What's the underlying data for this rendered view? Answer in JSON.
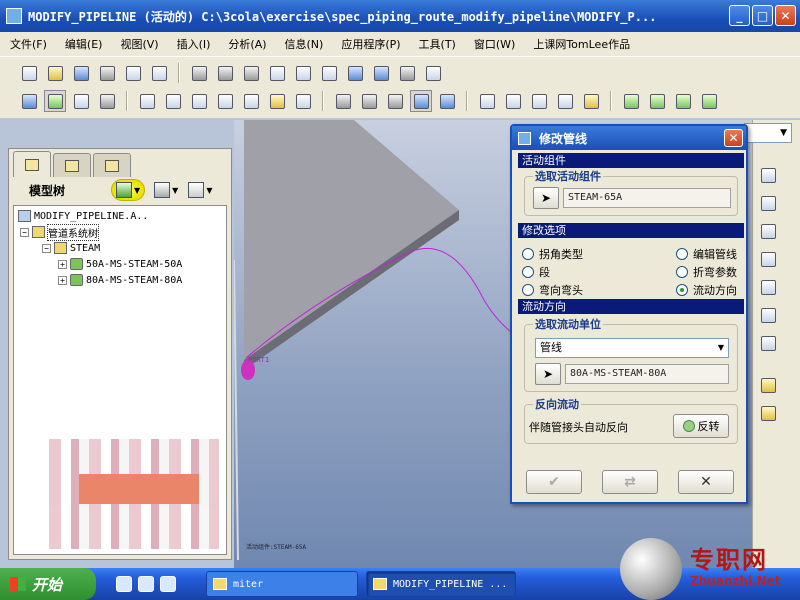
{
  "window": {
    "title": "MODIFY_PIPELINE (活动的) C:\\3cola\\exercise\\spec_piping_route_modify_pipeline\\MODIFY_P...",
    "min_label": "_",
    "max_label": "□",
    "close_label": "✕"
  },
  "menu": [
    "文件(F)",
    "编辑(E)",
    "视图(V)",
    "插入(I)",
    "分析(A)",
    "信息(N)",
    "应用程序(P)",
    "工具(T)",
    "窗口(W)",
    "上课网TomLee作品"
  ],
  "model_tree": {
    "title": "模型树",
    "nodes": [
      {
        "label": "MODIFY_PIPELINE.A..",
        "expander": ""
      },
      {
        "label": "管道系统树",
        "expander": "−"
      },
      {
        "label": "STEAM",
        "expander": "−"
      },
      {
        "label": "50A-MS-STEAM-50A",
        "expander": "+"
      },
      {
        "label": "80A-MS-STEAM-80A",
        "expander": "+"
      }
    ]
  },
  "viewport": {
    "port_label": "PORT1",
    "status_small": "活动组件:STEAM-65A"
  },
  "dialog": {
    "title": "修改管线",
    "close_label": "✕",
    "section_active": "活动组件",
    "group_select_active": "选取活动组件",
    "active_component_value": "STEAM-65A",
    "section_options": "修改选项",
    "options": [
      {
        "label": "拐角类型",
        "selected": false
      },
      {
        "label": "编辑管线",
        "selected": false
      },
      {
        "label": "段",
        "selected": false
      },
      {
        "label": "折弯参数",
        "selected": false
      },
      {
        "label": "弯向弯头",
        "selected": false
      },
      {
        "label": "流动方向",
        "selected": true
      }
    ],
    "section_flow": "流动方向",
    "group_select_flow": "选取流动单位",
    "flow_unit_combo": "管线",
    "flow_unit_value": "80A-MS-STEAM-80A",
    "group_reverse": "反向流动",
    "reverse_desc": "伴随管接头自动反向",
    "reverse_button": "反转",
    "ok_label": "✔",
    "apply_label": "⇄",
    "cancel_label": "✕"
  },
  "taskbar": {
    "start_label": "开始",
    "tasks": [
      "miter",
      "MODIFY_PIPELINE ..."
    ]
  },
  "watermark": {
    "text": "专职网",
    "url": "Zhuanzhi.Net"
  }
}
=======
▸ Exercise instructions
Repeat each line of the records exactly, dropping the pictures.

▸ The answer
What's the underlying data for this rendered view? Answer in JSON.
{
  "window": {
    "title": "MODIFY_PIPELINE (活动的) C:\\3cola\\exercise\\spec_piping_route_modify_pipeline\\MODIFY_P...",
    "min_label": "_",
    "max_label": "□",
    "close_label": "✕"
  },
  "menu": [
    "文件(F)",
    "编辑(E)",
    "视图(V)",
    "插入(I)",
    "分析(A)",
    "信息(N)",
    "应用程序(P)",
    "工具(T)",
    "窗口(W)",
    "上课网TomLee作品"
  ],
  "model_tree": {
    "title": "模型树",
    "nodes": [
      {
        "label": "MODIFY_PIPELINE.A..",
        "expander": ""
      },
      {
        "label": "管道系统树",
        "expander": "−"
      },
      {
        "label": "STEAM",
        "expander": "−"
      },
      {
        "label": "50A-MS-STEAM-50A",
        "expander": "+"
      },
      {
        "label": "80A-MS-STEAM-80A",
        "expander": "+"
      }
    ]
  },
  "viewport": {
    "port_label": "PORT1",
    "status_small": "活动组件:STEAM-65A"
  },
  "dialog": {
    "title": "修改管线",
    "close_label": "✕",
    "section_active": "活动组件",
    "group_select_active": "选取活动组件",
    "active_component_value": "STEAM-65A",
    "section_options": "修改选项",
    "options": [
      {
        "label": "拐角类型",
        "selected": false
      },
      {
        "label": "编辑管线",
        "selected": false
      },
      {
        "label": "段",
        "selected": false
      },
      {
        "label": "折弯参数",
        "selected": false
      },
      {
        "label": "弯向弯头",
        "selected": false
      },
      {
        "label": "流动方向",
        "selected": true
      }
    ],
    "section_flow": "流动方向",
    "group_select_flow": "选取流动单位",
    "flow_unit_combo": "管线",
    "flow_unit_value": "80A-MS-STEAM-80A",
    "group_reverse": "反向流动",
    "reverse_desc": "伴随管接头自动反向",
    "reverse_button": "反转",
    "ok_label": "✔",
    "apply_label": "⇄",
    "cancel_label": "✕"
  },
  "taskbar": {
    "start_label": "开始",
    "tasks": [
      "miter",
      "MODIFY_PIPELINE ..."
    ]
  },
  "watermark": {
    "text": "专职网",
    "url": "Zhuanzhi.Net"
  }
}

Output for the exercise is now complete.